Carmakers use the arts as a way to win hearts


Renault Samsung's press conference on Monday had the usual litany of figures on sales and earnings, but this time it had an added emphasis on the automaker's Korean roots. At SamcheongGak, a traditional-style house in Seongbuk-dong where women representing gisaeng, Korea's famed courtesans, once entertained politicians and businessmen, musicians with stringed instruments serenaded reporters. Renault Samsung greeters wore hanbok, the Korean dress, and held lanterns to create an ambience of yesteryear.

"One of Renault Samsung Motors' goals is global localization," said Jerome Stoll, the automaker's chief executive. "We are a company that is trying hard to become a globalized company, but at the same time, we know the importance of localization and therefore we try to integrate with the local customs and tastes.

"The best way of localizing is cultural marketing and one of our efforts last year was to restore Korea's culture," he said.Both foreign and domestic automakers have seized upon cultural icons to burnish their brands' image and to market to their target customers in Korea, upper-income drivers who appreciate the finer things in life. Such marketing has also turned the automakers into patrons of the arts. GM-Daewoo has been sponsoring big-budget musicals such as "42nd Street" and "Beauty and the Beast" since the auto companies' merger in 2003.

Ssangyong Motor Co., which makes the popular sport utility vehicle Rexton as well as the Chairman Sedan, recently signed an agreement to give Seoul Arts Center 300 million won ($297,200) to fund opera productions this year. For the newly dubbed "Ssangyong Motor Classics," the automaker, which was bought by a Chinese company last year, will be footing part of the bill for "La Boheme" and the musical "Phantom of the Opera." "It's target marketing. Consumers of these cultural performances are potential consumers of our luxury cars such as the Chairman and Rexton," said Kim Bum-suk, a public relations manager at Ssangyong Motor. "Also, cultural marketing is a good opportunity to give our products exposure." A spokeswoman for Seoul Arts Center said that its partnership with Ssangyong Motors brings a multitude of benefits. "By putting on an excellent performance, we eventually widen the pool of consumers of art," said Lee Sang-mi. "Also, corporate sponsorship, which can include ticket sales, lessens the burden on our part of having to sell all the tickets."

BMW Korea is focusing less on the mainstream and more on edgier art in its marketing. To announce its new 3 series this month, BMW had acclaimed directors Kim Ki-duk, Kim Seong-su and Choi Eun-taek produce three films that interpreted BMW's characterization of its latest line ― dynamic, aesthetic and innovative. "Culture is among one of BMW's brand identities, and now cars have also become a lifestyle, rather than mode of transportation, so cultural marketing is essential," said Jung Young-mi, public relations manager for BMW.

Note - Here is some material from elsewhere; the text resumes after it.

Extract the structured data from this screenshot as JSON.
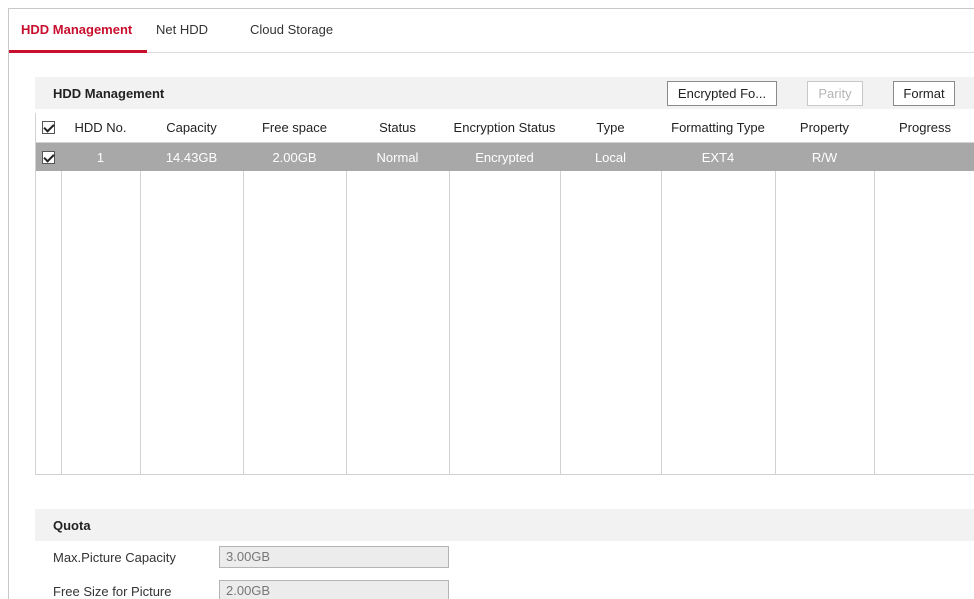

Domestic automakers are joining the marketing trend as well, although on a much smaller scale. Kia Motors Co. provides tickets to operas and concerts to buyers of Opirus, its luxury sedan. Hyundai Motor Co. sponsors a children's drawing contest every year. Although auto companies can easily raise their brand awareness with high-profile placements in the arts scene, whether that leads to an increase in sales is uncertain. Automobile companies generally declined to say how their cultural marketing helps their bottom line. "Rather than have a direct impact on sales, the effect we seek from cultural marketing is a more intangible, long-term one where it enhances our image," said Ha Tae-eung, general manager of Renault Samsung Motors. "Our customers, when they come to buy these sedans, know that they do not have to worry about quality." He said jokingly that Renault Samsung's aggressive marketing has spawned an unwritten creed among upper-middle-class women: Don't attend your high school reunions if you don't own an SM5.

Ms. Lee of the Seoul Arts Center, who has worked with corporate sponsors since 2002, said the success of such partnerships shouldn't be measured just in terms of numbers. "The fact that companies continue, year-on-year, to launch cultural marketing in sync with us, means that it works," she said.

- Source from JoongAng Daily (Mar 23, 2005) -